Evolution of a Painting: Banyan Tree Series- Part 2
Thanks for bearing with me on my previous long-winded explanation. I hope it was helpful in describing how I got from there to here.
Where is here? Here is taking an idea and creating something out of it. Those banyan trees became a catalyst for a new exploration in my art.
There was something about those banyan trees that fascinated me. I think I used the word, ‘audacious’ to characterize them in my blog post from last year. I wrote:
They grew like weeds on the sides of buildings, through walls, and in the middle of city squares. They were dense, twisted, and thrust their branches out towards the sun in whichever position pleased them. Often a thick root would shoot from one of their upper branches into the ground- as if their portly trunk wasn’t enough!
My first step was to do a few sketches to get a feel for the trees and my approach to them. I found that this was a very loose and freeing exercise, that I could be very liberal in my design and colors because the banyan trees themselves were so varied and diverse.
I took those drawings further by creating a series of works on paper with watercolors, oil pastels, and other mixed medium. I spent a few days creating dozens of them, but in the end I only chose a handful of them that I deemed worthy of my vision to sign and frame.

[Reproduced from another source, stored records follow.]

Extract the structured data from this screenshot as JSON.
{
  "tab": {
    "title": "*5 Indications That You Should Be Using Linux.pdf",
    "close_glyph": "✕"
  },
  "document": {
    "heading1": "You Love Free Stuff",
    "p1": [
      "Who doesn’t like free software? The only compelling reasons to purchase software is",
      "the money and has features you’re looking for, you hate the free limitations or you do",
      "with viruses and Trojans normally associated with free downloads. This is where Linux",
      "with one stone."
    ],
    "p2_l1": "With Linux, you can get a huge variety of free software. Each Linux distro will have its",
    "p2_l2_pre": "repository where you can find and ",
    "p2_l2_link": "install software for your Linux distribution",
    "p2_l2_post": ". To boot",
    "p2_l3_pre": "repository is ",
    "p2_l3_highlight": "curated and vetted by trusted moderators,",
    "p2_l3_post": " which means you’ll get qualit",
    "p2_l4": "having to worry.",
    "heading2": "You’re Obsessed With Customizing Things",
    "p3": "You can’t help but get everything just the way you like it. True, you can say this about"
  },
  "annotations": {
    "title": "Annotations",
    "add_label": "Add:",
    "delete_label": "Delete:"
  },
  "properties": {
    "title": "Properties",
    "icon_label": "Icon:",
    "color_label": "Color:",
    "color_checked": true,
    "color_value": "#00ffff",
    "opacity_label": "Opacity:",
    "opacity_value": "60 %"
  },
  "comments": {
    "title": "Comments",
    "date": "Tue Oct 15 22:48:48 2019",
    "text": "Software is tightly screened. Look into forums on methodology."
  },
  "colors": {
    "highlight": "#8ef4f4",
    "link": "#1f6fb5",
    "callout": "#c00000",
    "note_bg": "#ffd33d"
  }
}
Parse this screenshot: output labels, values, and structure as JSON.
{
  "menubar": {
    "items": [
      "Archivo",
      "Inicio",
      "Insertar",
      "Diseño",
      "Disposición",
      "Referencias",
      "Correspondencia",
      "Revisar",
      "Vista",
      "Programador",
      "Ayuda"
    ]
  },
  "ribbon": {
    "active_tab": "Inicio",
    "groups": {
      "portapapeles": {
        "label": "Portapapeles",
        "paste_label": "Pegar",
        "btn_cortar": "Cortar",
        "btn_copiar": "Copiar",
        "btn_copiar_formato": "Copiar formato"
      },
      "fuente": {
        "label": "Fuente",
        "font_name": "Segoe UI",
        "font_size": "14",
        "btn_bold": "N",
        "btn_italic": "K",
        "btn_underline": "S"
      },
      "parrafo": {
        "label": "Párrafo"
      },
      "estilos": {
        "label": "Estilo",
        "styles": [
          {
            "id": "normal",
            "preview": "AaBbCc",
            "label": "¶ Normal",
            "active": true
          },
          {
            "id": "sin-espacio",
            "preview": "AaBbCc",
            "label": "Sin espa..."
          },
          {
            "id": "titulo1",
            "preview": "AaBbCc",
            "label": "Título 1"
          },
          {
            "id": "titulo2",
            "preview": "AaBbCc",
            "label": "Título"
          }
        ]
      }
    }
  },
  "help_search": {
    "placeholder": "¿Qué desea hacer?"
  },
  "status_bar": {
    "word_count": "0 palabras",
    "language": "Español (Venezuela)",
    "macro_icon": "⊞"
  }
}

I was itching to get back into my acrylic paints and had a small canvas calling to me. So I began developing a painting that followed the same path as I had with the works on paper, but found that what works in one medium doesn’t always translate as well to another. I had to rework it many times to get it to breathe on the canvas.
I decided to focus even further into the trees. The subsequent paintings became more expansive in movement and design, yet honed in on only a small portion of the trees, as if through a magnifying glass.
I do want to make mention of a technique that I used in these paintings. As I was priming the canvas, I embedded natural materials into the paint. I used feathers, pistachio shells, and sticks- as well as paper and string- to give the paintings depth and texture.
These last canvases are painted with a spectrum of colors that hint at the natural world but aren’t necessarily found there. (At least, not all at once!) The natural world intensified! I also attempted to create a dialogue among those nooks and crannies of the banyan tree, using multiple layers of paint and even adding a few metallic colors.
The result is playful, exuberant, and full of life and movement. They are my new favorites! They look nothing like my first attempts. Yet, I could not have created them without first developing my previous drawings and paintings.
I’m not done yet! I still feel as if there is more to explore in those banyan trees. But I’ve developed a new set of eyes from my trip out West which has inspired me to take more liberties and widen my range. To quote from this blog post about it:
“…I’ll be experimenting with a wider spectrum of colors and investigating textures, layers, densities, and translucencies. I’ll be taking more liberties and breaking more rules.”
I can’t wait to get started and will be sure to show you my work as it develops. Perhaps there will be a Part 3 in a few months! But along the way, be sure to like me on Facebook, where I will periodically post works in progress as well as inspiration I discover in the process.